The book sets out the emergence of a shareholder primacy orientated corporate governance using a study of historical development in the United Kingdom and the United States. Talbot sees shareholder primacy as a political choice made by governments, not a "natural" feature of the inevitable market.
She describes the periods of progressive corporate governance which governments adopted in the middle of the twentieth century with a close examination of the theories of the company which then prevailed. She critically examines the rise of neoliberal theories on the company and corporate governance and argues that their approach and impact is socially regressive.
In examining contemporary corporate governance she shows how the form of governance, as informed and described by prevailing regulatory theories, enables neoliberal outcomes. She illustrates how United Kingdom-derived corporate governance codes have had global influence, constructing the corporate governance initiatives of European and global institutions.
She argues that the form of the Codes enables a neoliberal agenda to proliferate with negative social consequences. After illustrating how ex-command economies were earlier subjected to failed and destructive neoliberal proscriptions for transition she shows how neoliberalism has re-entered these economies through United Kingdom and OECD inspired corporate governance Codes.
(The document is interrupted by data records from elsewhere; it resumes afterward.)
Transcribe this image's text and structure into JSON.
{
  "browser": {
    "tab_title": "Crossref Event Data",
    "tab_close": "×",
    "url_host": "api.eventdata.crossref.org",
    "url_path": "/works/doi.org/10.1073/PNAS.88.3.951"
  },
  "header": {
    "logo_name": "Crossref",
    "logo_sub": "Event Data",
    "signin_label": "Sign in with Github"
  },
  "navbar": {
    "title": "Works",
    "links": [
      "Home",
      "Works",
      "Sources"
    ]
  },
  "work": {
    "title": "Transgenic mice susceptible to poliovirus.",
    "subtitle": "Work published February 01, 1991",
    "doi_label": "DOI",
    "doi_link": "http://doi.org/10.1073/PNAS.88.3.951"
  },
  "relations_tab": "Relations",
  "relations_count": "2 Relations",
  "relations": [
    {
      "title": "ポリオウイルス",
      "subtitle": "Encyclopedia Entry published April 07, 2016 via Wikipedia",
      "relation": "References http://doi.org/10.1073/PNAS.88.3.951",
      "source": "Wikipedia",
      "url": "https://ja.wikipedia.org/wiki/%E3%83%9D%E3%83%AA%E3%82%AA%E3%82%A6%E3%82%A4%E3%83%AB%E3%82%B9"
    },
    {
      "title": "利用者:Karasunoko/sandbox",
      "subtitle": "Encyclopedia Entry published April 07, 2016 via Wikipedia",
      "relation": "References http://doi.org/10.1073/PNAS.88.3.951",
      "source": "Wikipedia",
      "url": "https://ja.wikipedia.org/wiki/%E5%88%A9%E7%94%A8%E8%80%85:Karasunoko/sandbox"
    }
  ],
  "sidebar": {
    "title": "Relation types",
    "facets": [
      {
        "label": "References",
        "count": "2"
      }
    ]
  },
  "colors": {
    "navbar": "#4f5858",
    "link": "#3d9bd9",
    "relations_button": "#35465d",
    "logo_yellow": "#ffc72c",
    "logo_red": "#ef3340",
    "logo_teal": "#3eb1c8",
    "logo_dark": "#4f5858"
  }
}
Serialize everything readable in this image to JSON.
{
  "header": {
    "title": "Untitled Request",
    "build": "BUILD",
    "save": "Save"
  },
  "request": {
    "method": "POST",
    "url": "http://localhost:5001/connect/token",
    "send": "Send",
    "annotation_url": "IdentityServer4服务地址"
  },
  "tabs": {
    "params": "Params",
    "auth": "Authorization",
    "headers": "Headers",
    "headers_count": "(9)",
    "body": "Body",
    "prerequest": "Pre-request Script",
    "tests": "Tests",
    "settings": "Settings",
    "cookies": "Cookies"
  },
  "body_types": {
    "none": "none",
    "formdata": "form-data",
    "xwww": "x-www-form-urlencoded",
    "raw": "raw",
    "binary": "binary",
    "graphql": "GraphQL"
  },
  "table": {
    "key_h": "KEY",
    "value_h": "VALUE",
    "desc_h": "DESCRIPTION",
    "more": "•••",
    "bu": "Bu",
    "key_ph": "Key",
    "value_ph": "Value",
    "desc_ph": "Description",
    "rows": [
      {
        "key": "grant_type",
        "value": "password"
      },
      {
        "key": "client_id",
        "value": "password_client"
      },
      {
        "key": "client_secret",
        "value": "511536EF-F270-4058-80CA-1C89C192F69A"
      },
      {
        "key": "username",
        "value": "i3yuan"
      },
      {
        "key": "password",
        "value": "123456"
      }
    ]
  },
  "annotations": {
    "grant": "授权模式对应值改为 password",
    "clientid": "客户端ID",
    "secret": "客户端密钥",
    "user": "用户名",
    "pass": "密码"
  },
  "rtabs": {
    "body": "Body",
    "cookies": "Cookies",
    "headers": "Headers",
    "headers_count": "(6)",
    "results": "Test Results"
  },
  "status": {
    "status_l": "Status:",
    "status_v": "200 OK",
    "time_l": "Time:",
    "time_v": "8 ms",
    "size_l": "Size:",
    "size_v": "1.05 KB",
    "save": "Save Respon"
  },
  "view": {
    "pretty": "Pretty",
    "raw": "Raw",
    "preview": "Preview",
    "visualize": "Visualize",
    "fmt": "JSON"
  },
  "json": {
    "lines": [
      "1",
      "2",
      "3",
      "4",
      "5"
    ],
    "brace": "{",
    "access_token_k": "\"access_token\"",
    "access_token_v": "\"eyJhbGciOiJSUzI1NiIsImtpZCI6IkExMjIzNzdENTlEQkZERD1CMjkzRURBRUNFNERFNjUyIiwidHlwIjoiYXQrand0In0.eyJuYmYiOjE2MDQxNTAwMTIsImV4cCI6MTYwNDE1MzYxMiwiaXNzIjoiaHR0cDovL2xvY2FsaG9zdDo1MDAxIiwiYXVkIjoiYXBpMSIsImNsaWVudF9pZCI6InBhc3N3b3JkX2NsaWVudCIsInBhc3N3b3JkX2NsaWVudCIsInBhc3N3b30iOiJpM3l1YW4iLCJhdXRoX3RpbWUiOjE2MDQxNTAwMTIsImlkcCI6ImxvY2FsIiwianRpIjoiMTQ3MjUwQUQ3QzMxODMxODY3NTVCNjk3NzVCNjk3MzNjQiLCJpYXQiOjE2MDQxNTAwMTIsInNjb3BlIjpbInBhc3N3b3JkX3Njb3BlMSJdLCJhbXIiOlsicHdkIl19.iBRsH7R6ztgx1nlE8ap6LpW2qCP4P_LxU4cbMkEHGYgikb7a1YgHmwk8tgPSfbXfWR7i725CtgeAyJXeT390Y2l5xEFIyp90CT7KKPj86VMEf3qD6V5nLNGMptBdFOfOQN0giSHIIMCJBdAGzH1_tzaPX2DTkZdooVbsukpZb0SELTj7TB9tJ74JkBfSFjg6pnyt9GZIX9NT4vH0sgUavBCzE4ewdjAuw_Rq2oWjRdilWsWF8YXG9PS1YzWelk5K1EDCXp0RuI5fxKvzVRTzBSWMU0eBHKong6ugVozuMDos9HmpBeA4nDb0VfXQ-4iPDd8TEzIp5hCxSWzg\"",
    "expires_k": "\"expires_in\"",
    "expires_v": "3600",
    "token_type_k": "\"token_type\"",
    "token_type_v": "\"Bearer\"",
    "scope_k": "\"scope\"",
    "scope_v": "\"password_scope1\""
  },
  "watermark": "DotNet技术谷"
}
The book concludes with suggestions for new approaches to corporate governance which would make the company work for the people, rather than the shareholder